  • Serve your neighbor by taking the time to stop and touch base for a few minutes, even though your coffee got cold.
  • Serve your cousin’s grandmother by popping by the nursing home for cheery visits.
  • Serve your neighbor by attending the fundraising banquet at the end of a long day to encourage the staff and financially support a good cause, if you are able.
  • Serve the body of Christ by teaching children and young people the precious truths of Scripture.
  • Serve your children by encouraging their walk with the Lord and growth in godliness, rather than only harping on the obvious failures.
  • Serve a young mother by doing her laundry or cleaning her kitchen one day.
  • Serve a missionary through regular notes of encouragement.
  • Serve your pastor by listening to and carefully considering his counsel.

May God strengthen us to fulfill our purpose as we walk in freedom today.

Changing Colors

“Some things just make my heart happy!”

That was what I said to my husband while painting our master bathroom recently. The beauty and promise of a fresh coat of paint going smoothly on the wall…oh yes!

You can bring new life to a room with that one step. You can give a completely new look to furniture or an accessory with the same step. If you are looking to refresh your space — without remodeling — I highly recommend thinking about paint. As you do, here are a few comments and suggestions.

It can be done. You don’t need many tools, and you can get a nice look with focus and care. You will need to take time for painting, though, so don’t try to fit it in between chores or with young children in your care.

  • You need a paint tray (& cheap liner to make cleanup easy), a roller with cover (one-time use for covers will save your sanity and time), and an 2″ or 2-1/2″ angled brush. I find the short-handled brushes to be much easier to hold, and I clean them thoroughly right away for several uses.
    • A paint key opens cans easily, but a screwdriver also works.
    • A stir stick is nice, but you won’t need it if you buy your paint right before you use it.
    • Chip or sponge brushes are handy for touch-up after the entire room has dried (since you have everything else cleaned up). They are cheap, so you can use and toss them.
  • Use the angled brush to paint the edges of the room. Go slowly and carefully, and you can get a smooth line right up to the edge. Take your time — it’s worth it! You can also tape to make sure you stay within the lines, but tape does not mean that you can be sloppy. Globs will still show when the tape is pulled off.
  • Rolling is the easiest and quickest step. If you haven’t before, check out online videos for how to do it well. It’s really fairly easy, once you get the feel.

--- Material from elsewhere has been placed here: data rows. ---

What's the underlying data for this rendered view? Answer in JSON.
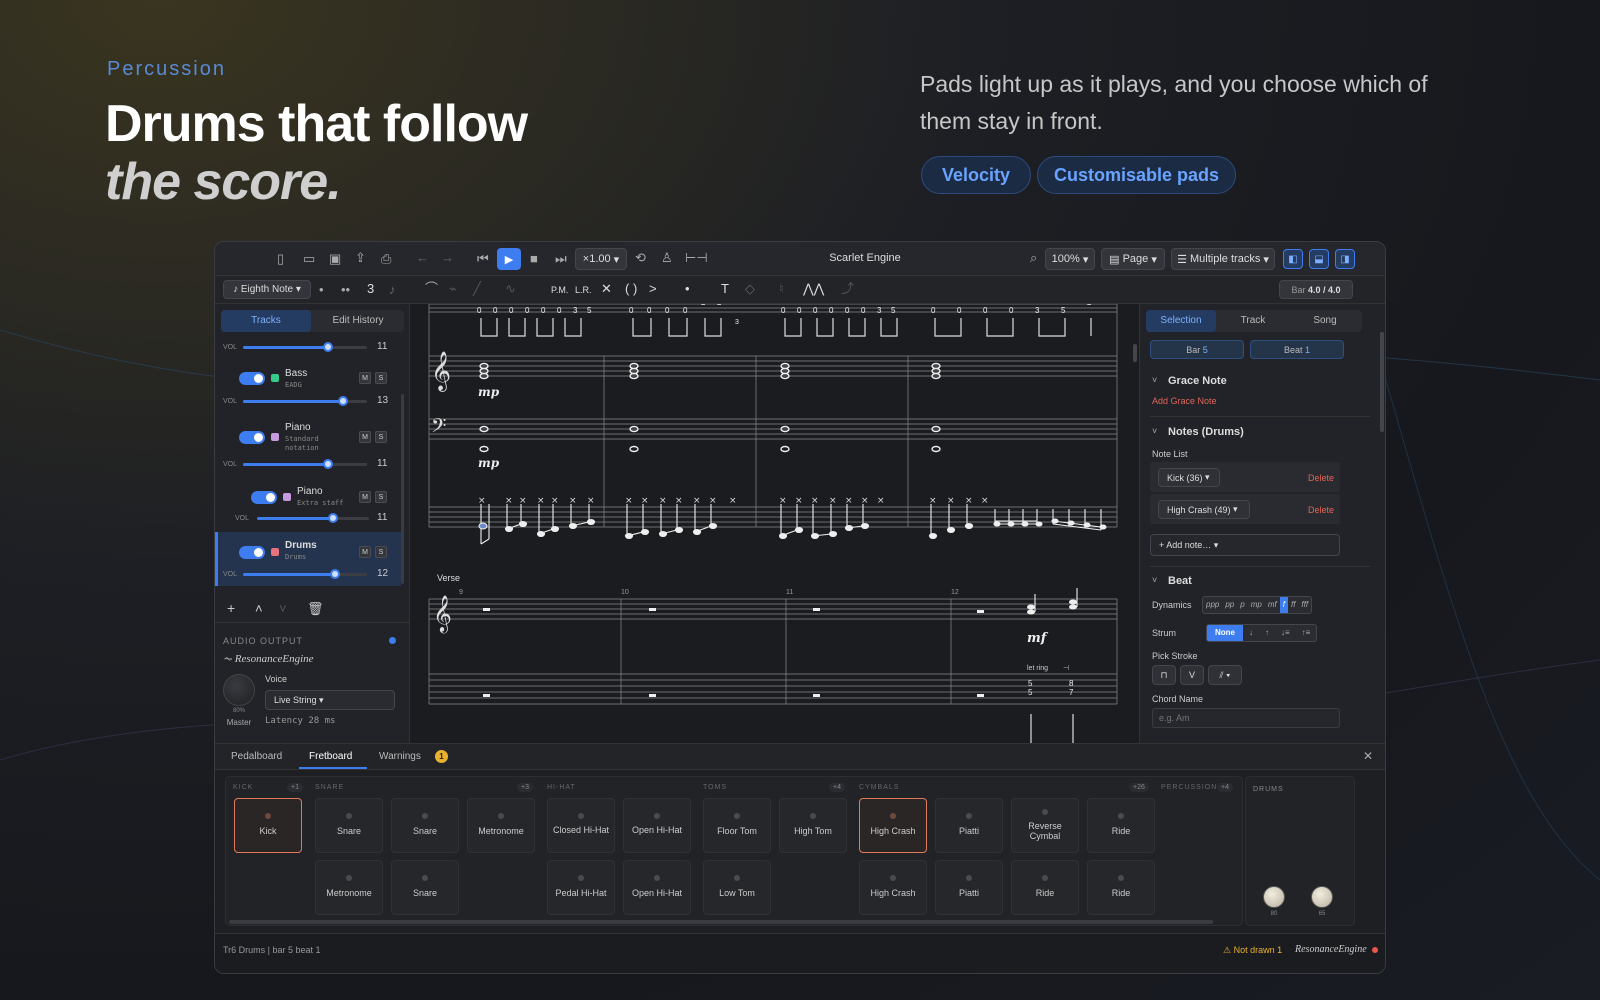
{
  "hero": {
    "eyebrow": "Percussion",
    "title_line1": "Drums that follow",
    "title_line2": "the score.",
    "tagline": "Pads light up as it plays, and you choose which of them stay in front.",
    "pills": [
      "Velocity",
      "Customisable pads"
    ]
  },
  "toolbar": {
    "speed": "×1.00",
    "title": "Scarlet Engine",
    "zoom": "100%",
    "layout": "Page",
    "tracks_view": "Multiple tracks"
  },
  "toolbar2": {
    "duration": "Eighth Note",
    "tuplet": "3",
    "pm": "P.M.",
    "lr": "L.R.",
    "parens": "( )",
    "text_tool": "T",
    "bar_label": "Bar",
    "bar_value": "4.0 / 4.0"
  },
  "left": {
    "tabs": [
      "Tracks",
      "Edit History"
    ],
    "vol_label": "VOL",
    "tracks": [
      {
        "name": "",
        "sub": "",
        "vol": 11,
        "level": 0.69,
        "color": "#3d7df0"
      },
      {
        "name": "Bass",
        "sub": "EADG",
        "vol": 13,
        "level": 0.81,
        "color": "#35c98a"
      },
      {
        "name": "Piano",
        "sub": "Standard",
        "sub2": "notation",
        "vol": 11,
        "level": 0.69,
        "color": "#c69adf"
      },
      {
        "name": "Piano",
        "sub": "Extra staff",
        "vol": 11,
        "level": 0.69,
        "color": "#c69adf"
      },
      {
        "name": "Drums",
        "sub": "Drums",
        "vol": 12,
        "level": 0.75,
        "color": "#e8737d"
      }
    ],
    "ms": [
      "M",
      "S"
    ],
    "audio_output": "AUDIO OUTPUT",
    "engine": "ResonanceEngine",
    "voice_label": "Voice",
    "voice_value": "Live String",
    "knob_value": "80%",
    "knob_label": "Master",
    "latency": "Latency 28 ms"
  },
  "score": {
    "tab_numbers": [
      "0",
      "0",
      "0",
      "0",
      "0",
      "0",
      "3",
      "5",
      "0",
      "0",
      "0",
      "0",
      "2",
      "2",
      "0",
      "0",
      "0",
      "0",
      "0",
      "0",
      "3",
      "5",
      "0",
      "0",
      "0",
      "0",
      "3",
      "5",
      "2"
    ],
    "tab_extra": "3",
    "dyn1": "mp",
    "dyn2": "mp",
    "section": "Verse",
    "bars": [
      "9",
      "10",
      "11",
      "12"
    ],
    "dyn3": "mf",
    "let_ring": "let ring",
    "tab2": [
      "5",
      "5",
      "8",
      "7"
    ]
  },
  "right": {
    "tabs": [
      "Selection",
      "Track",
      "Song"
    ],
    "bar_label": "Bar",
    "bar_value": "5",
    "beat_label": "Beat",
    "beat_value": "1",
    "grace_title": "Grace Note",
    "grace_add": "Add Grace Note",
    "notes_title": "Notes (Drums)",
    "note_list": "Note List",
    "notes": [
      "Kick (36)",
      "High Crash (49)"
    ],
    "delete": "Delete",
    "add_note": "+ Add note…",
    "beat_title": "Beat",
    "dynamics_label": "Dynamics",
    "dynamics": [
      "ppp",
      "pp",
      "p",
      "mp",
      "mf",
      "f",
      "ff",
      "fff"
    ],
    "dynamics_selected": "f",
    "strum_label": "Strum",
    "strum": [
      "None",
      "↓",
      "↑",
      "↓≡",
      "↑≡"
    ],
    "pick_label": "Pick Stroke",
    "chord_label": "Chord Name",
    "chord_placeholder": "e.g. Am"
  },
  "bottom": {
    "tabs": [
      "Pedalboard",
      "Fretboard",
      "Warnings"
    ],
    "warnings_count": "1",
    "groups": [
      {
        "label": "KICK",
        "count": "+1"
      },
      {
        "label": "SNARE",
        "count": "+3"
      },
      {
        "label": "HI-HAT",
        "count": ""
      },
      {
        "label": "TOMS",
        "count": "+4"
      },
      {
        "label": "CYMBALS",
        "count": "+26"
      },
      {
        "label": "PERCUSSION",
        "count": "+4"
      }
    ],
    "pads_row1": [
      "Kick",
      "Snare",
      "Snare",
      "Metronome",
      "Closed Hi-Hat",
      "Open Hi-Hat",
      "Floor Tom",
      "High Tom",
      "High Crash",
      "Piatti",
      "Reverse Cymbal",
      "Ride"
    ],
    "pads_row2": [
      "Metronome",
      "Snare",
      "Pedal Hi-Hat",
      "Open Hi-Hat",
      "Low Tom",
      "High Crash",
      "Piatti",
      "Ride",
      "Ride"
    ],
    "drums_label": "DRUMS",
    "knobs": [
      "80",
      "65"
    ]
  },
  "status": {
    "left": "Tr6 Drums | bar 5 beat 1",
    "warning": "Not drawn 1",
    "engine": "ResonanceEngine"
  }
}
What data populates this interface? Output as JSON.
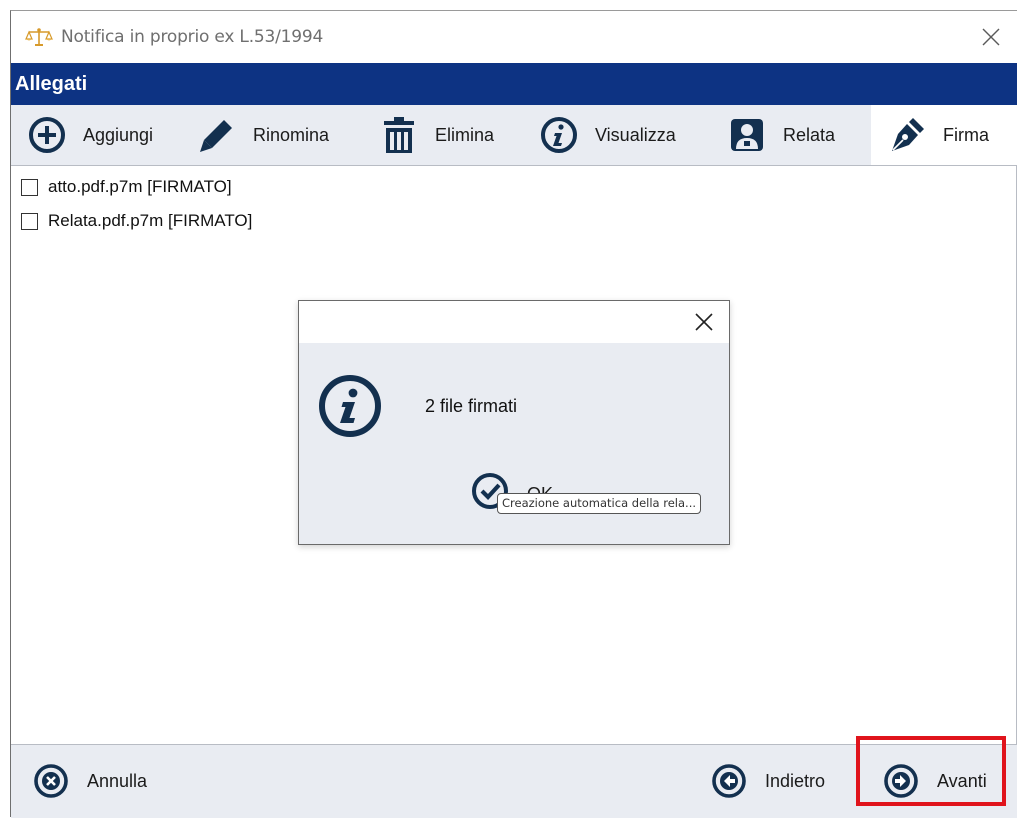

Use quality paint. Buy the best paint you can afford. Using cheap paint will mean more coats, so you end up spending as much or more. Better paint will cover the wall smoothly. I rarely have to do two coats, although reds or lights-over-darks always take more work.

Spray paint is cheaper than a new ceiling fan. A friend recently moved into a new home and was decorating without spending a lot of money. She knew the look she wanted, but then she compared the price of a new ceiling fan with the price of spray paint. Pictures of her process are below, and she is quite pleased!

 

This slideshow requires JavaScript.

Consider the size of the room. Dark paints will make a small space feel smaller. Light colors will open up a tiny room. Consider your color and how it will act before you buy and paint. Samples are a great idea to get a better idea of how paint looks in your space and lighting.

You don’t have to change everything. You can change the color on the wall, even slightly, and not change anything else in the room. You’ll be surprised at how much fresher the room feels to you when you are done! Sometimes a different color choice will change the feel of a furniture item also. It’s a cheaper way than completely redoing the room, if new furniture and decor is not in your budget.